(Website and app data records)
━━━━━━━━━━━━━━━━━━━━
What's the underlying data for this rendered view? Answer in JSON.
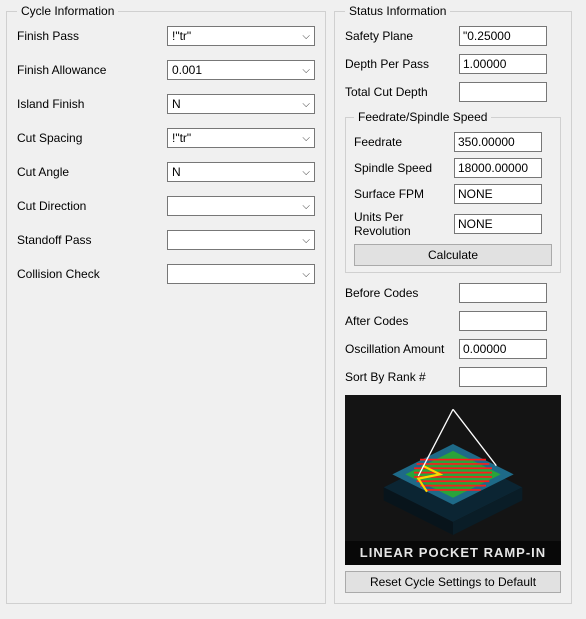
{
  "cycle": {
    "legend": "Cycle Information",
    "fields": {
      "finish_pass": {
        "label": "Finish Pass",
        "value": "!\"tr\""
      },
      "finish_allowance": {
        "label": "Finish Allowance",
        "value": "0.001"
      },
      "island_finish": {
        "label": "Island Finish",
        "value": "N"
      },
      "cut_spacing": {
        "label": "Cut Spacing",
        "value": "!\"tr\""
      },
      "cut_angle": {
        "label": "Cut Angle",
        "value": "N"
      },
      "cut_direction": {
        "label": "Cut Direction",
        "value": ""
      },
      "standoff_pass": {
        "label": "Standoff Pass",
        "value": ""
      },
      "collision_check": {
        "label": "Collision Check",
        "value": ""
      }
    }
  },
  "status": {
    "legend": "Status Information",
    "safety_plane": {
      "label": "Safety Plane",
      "value": "\"0.25000"
    },
    "depth_per_pass": {
      "label": "Depth Per Pass",
      "value": "1.00000"
    },
    "total_cut_depth": {
      "label": "Total Cut Depth",
      "value": ""
    },
    "feedrate_box": {
      "legend": "Feedrate/Spindle Speed",
      "feedrate": {
        "label": "Feedrate",
        "value": "350.00000"
      },
      "spindle_speed": {
        "label": "Spindle Speed",
        "value": "18000.00000"
      },
      "surface_fpm": {
        "label": "Surface FPM",
        "value": "NONE"
      },
      "units_per_rev": {
        "label": "Units Per Revolution",
        "value": "NONE"
      },
      "calculate": "Calculate"
    },
    "before_codes": {
      "label": "Before Codes",
      "value": ""
    },
    "after_codes": {
      "label": "After Codes",
      "value": ""
    },
    "oscillation_amount": {
      "label": "Oscillation Amount",
      "value": "0.00000"
    },
    "sort_by_rank": {
      "label": "Sort By Rank #",
      "value": ""
    },
    "preview_caption": "LINEAR POCKET RAMP-IN",
    "reset": "Reset Cycle Settings to Default"
  }
}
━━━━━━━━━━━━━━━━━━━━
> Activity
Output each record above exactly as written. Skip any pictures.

> Output below
What's the underlying data for this rendered view? Answer in JSON.
{
  "cycle": {
    "legend": "Cycle Information",
    "fields": {
      "finish_pass": {
        "label": "Finish Pass",
        "value": "!\"tr\""
      },
      "finish_allowance": {
        "label": "Finish Allowance",
        "value": "0.001"
      },
      "island_finish": {
        "label": "Island Finish",
        "value": "N"
      },
      "cut_spacing": {
        "label": "Cut Spacing",
        "value": "!\"tr\""
      },
      "cut_angle": {
        "label": "Cut Angle",
        "value": "N"
      },
      "cut_direction": {
        "label": "Cut Direction",
        "value": ""
      },
      "standoff_pass": {
        "label": "Standoff Pass",
        "value": ""
      },
      "collision_check": {
        "label": "Collision Check",
        "value": ""
      }
    }
  },
  "status": {
    "legend": "Status Information",
    "safety_plane": {
      "label": "Safety Plane",
      "value": "\"0.25000"
    },
    "depth_per_pass": {
      "label": "Depth Per Pass",
      "value": "1.00000"
    },
    "total_cut_depth": {
      "label": "Total Cut Depth",
      "value": ""
    },
    "feedrate_box": {
      "legend": "Feedrate/Spindle Speed",
      "feedrate": {
        "label": "Feedrate",
        "value": "350.00000"
      },
      "spindle_speed": {
        "label": "Spindle Speed",
        "value": "18000.00000"
      },
      "surface_fpm": {
        "label": "Surface FPM",
        "value": "NONE"
      },
      "units_per_rev": {
        "label": "Units Per Revolution",
        "value": "NONE"
      },
      "calculate": "Calculate"
    },
    "before_codes": {
      "label": "Before Codes",
      "value": ""
    },
    "after_codes": {
      "label": "After Codes",
      "value": ""
    },
    "oscillation_amount": {
      "label": "Oscillation Amount",
      "value": "0.00000"
    },
    "sort_by_rank": {
      "label": "Sort By Rank #",
      "value": ""
    },
    "preview_caption": "LINEAR POCKET RAMP-IN",
    "reset": "Reset Cycle Settings to Default"
  }
}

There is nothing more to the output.